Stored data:

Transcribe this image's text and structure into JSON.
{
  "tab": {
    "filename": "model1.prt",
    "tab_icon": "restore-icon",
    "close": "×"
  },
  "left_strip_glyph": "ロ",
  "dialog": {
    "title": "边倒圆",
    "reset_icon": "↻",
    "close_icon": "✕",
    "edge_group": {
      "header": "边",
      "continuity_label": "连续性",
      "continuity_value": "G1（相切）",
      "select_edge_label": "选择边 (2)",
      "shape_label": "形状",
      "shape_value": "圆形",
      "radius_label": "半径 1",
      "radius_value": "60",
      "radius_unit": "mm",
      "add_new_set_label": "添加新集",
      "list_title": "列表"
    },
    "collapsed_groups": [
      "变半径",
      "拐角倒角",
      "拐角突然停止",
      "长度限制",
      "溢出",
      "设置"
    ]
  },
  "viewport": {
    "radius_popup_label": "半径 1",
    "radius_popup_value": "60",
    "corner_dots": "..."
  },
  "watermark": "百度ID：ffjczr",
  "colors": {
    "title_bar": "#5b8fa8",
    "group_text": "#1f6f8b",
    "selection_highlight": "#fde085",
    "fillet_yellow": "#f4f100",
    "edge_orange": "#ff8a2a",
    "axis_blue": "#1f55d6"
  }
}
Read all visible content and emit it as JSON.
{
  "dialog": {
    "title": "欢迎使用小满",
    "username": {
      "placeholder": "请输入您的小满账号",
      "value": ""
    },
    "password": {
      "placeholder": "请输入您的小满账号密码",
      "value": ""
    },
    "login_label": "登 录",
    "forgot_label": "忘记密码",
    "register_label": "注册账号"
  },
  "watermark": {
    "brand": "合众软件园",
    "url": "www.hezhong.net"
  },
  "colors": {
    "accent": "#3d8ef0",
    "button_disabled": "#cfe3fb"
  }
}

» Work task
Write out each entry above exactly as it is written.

» Result of this task
Transcribe this image's text and structure into JSON.
{
  "tab": {
    "filename": "model1.prt",
    "tab_icon": "restore-icon",
    "close": "×"
  },
  "left_strip_glyph": "ロ",
  "dialog": {
    "title": "边倒圆",
    "reset_icon": "↻",
    "close_icon": "✕",
    "edge_group": {
      "header": "边",
      "continuity_label": "连续性",
      "continuity_value": "G1（相切）",
      "select_edge_label": "选择边 (2)",
      "shape_label": "形状",
      "shape_value": "圆形",
      "radius_label": "半径 1",
      "radius_value": "60",
      "radius_unit": "mm",
      "add_new_set_label": "添加新集",
      "list_title": "列表"
    },
    "collapsed_groups": [
      "变半径",
      "拐角倒角",
      "拐角突然停止",
      "长度限制",
      "溢出",
      "设置"
    ]
  },
  "viewport": {
    "radius_popup_label": "半径 1",
    "radius_popup_value": "60",
    "corner_dots": "..."
  },
  "watermark": "百度ID：ffjczr",
  "colors": {
    "title_bar": "#5b8fa8",
    "group_text": "#1f6f8b",
    "selection_highlight": "#fde085",
    "fillet_yellow": "#f4f100",
    "edge_orange": "#ff8a2a",
    "axis_blue": "#1f55d6"
  }
}
Read all visible content and emit it as JSON.
{
  "dialog": {
    "title": "欢迎使用小满",
    "username": {
      "placeholder": "请输入您的小满账号",
      "value": ""
    },
    "password": {
      "placeholder": "请输入您的小满账号密码",
      "value": ""
    },
    "login_label": "登 录",
    "forgot_label": "忘记密码",
    "register_label": "注册账号"
  },
  "watermark": {
    "brand": "合众软件园",
    "url": "www.hezhong.net"
  },
  "colors": {
    "accent": "#3d8ef0",
    "button_disabled": "#cfe3fb"
  }
}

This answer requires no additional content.